While they don't have the same rock-god look as Compressorhead, they are more versatile in their music selections. They were designed to improvise.
This project started a few years back. Rogers was working in Belgium with another set of robots, the world's largest robot orchestra at the Logos Foundation. The group Ear Duo, a saxophonist and a bassonist, was planning a trip there and wanted to jam with the robot orchestra.
Rogers programmed a section of the orchestra to "listen" to the patterns of the human performers — in terms of pitch, rhythm and tamber.
"It was sort of this free improvisation. I didn't know what they were gonna play, they didn't know what the robots were gonna do," he says.
Rogers says the resulting jam session was "magical." He and his team got to work designing the trio of musical robots for the human musicians. Since then, that human band has done three tours with the robotic accompaniment.
"The more people who get their hands on these instruments and do interesting things, that's how instruments evolve," says Rogers.
It's talk like this — about instruments evolving — that inevitably triggers fear of a robot takeover. Robots can scan endless pages of music and can be programmed with the rules of a genre. If they can play faster and even tour, will there come a time when human musicians are replaced altogether?
The humans who are building these robots don't think we're in jeopardy. The goal is collaboration.
"The big promise of human-robot interaction is to be able to use the things that robots are good at and the things humans are good at and everybody contributes their own parts," says Guy Hoffman, who runs the of the Media Innovation Lab at IDC Herzliya in Israel.
When Hoffman was a research fellow at the Georgia Tech Center for Music Technology, he worked on a robotic marimba player named Shimon. This robot can improvise and match a human performer in a jazz improvisation. Hoffman played with Shimon for the stage debut. It has four arms, with two mallets on each. It can play four to eight notes at once. It can quickly scan millions of pages of sheet music and is programmed to use that information to improvise.

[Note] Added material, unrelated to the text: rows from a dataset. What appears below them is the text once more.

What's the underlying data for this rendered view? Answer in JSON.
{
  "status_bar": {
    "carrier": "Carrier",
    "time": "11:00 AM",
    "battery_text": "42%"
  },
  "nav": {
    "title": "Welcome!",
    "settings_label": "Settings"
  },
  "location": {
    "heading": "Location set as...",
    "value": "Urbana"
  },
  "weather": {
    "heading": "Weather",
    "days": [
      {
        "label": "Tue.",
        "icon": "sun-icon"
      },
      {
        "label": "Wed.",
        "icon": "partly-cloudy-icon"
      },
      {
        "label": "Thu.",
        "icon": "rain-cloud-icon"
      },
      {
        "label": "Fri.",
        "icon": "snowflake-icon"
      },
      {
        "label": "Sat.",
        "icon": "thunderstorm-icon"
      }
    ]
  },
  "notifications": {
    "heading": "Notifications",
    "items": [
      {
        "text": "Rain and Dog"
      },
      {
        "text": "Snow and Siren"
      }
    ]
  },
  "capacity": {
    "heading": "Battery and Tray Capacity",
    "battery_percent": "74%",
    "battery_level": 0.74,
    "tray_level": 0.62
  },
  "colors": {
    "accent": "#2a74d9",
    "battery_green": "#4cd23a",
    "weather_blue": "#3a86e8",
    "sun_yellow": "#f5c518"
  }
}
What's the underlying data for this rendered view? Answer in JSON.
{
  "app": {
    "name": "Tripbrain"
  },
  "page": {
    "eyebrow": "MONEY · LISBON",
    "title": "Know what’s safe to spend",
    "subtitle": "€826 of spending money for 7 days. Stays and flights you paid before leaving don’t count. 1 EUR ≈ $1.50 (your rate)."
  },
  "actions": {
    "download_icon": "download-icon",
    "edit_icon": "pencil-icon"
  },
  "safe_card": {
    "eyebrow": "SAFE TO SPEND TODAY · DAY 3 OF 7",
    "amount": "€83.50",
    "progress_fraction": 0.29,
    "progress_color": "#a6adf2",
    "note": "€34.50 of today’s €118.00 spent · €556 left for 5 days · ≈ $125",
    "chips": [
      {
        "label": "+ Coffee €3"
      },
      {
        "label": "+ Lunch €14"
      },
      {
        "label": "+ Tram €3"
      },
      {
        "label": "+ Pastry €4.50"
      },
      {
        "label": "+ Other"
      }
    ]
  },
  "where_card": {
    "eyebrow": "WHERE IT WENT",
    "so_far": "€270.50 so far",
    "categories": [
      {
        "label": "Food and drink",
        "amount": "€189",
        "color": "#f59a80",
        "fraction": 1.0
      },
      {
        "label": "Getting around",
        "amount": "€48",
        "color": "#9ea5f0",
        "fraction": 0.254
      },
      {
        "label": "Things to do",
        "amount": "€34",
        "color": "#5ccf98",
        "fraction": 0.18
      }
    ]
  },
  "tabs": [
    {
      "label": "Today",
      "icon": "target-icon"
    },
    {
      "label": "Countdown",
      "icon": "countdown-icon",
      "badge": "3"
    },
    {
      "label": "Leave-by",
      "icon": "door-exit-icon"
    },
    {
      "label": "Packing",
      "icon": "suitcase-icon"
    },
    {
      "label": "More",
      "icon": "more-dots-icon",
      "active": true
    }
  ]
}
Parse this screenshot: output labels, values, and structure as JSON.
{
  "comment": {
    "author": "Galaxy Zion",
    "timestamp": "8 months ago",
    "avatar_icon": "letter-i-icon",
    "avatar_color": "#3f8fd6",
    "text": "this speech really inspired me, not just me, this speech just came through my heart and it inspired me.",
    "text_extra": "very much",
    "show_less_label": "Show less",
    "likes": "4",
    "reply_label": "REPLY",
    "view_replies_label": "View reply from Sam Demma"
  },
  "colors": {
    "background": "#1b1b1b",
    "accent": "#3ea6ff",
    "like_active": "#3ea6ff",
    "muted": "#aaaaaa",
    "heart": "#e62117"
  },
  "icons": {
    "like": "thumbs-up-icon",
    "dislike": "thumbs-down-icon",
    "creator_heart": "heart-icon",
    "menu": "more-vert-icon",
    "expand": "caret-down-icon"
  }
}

Plus, the novelty element helps draw an audience. "Everybody wants to see this. I think robots are incredibly sexy to audiences. There's something mesmerizing about a machine that has some quality that we usually consider to be human." Hoffman says.
There are even some musicians you may have heard of who are tinkering around with robotic instruments. Bjork commissioned a massive robotic harp for her latest tour. Jazz guitarist Pat Metheny recorded an album with dozens of robotic instruments. He says working with the robots got him to get to some places he's never been.
Composer Troy Rogers says that's just the point. "I think music is gonna be just fine whether or not robots are involved. But, each one of those tools we make changes music, and in fact changes us," he says.
Besides, Rogers says, as much as we like to think that machines are less high maintenance than fussy rock stars, it's just not true. "If I want what a human performer can give me, I'll gladly work with them. They're much easier than robots to deal with most of the time," he says.
A robot may never ask for peeled grapes or M&Ms with all the blue ones picked out. But it's easier to work with too much personality, than it is to program it from scratch.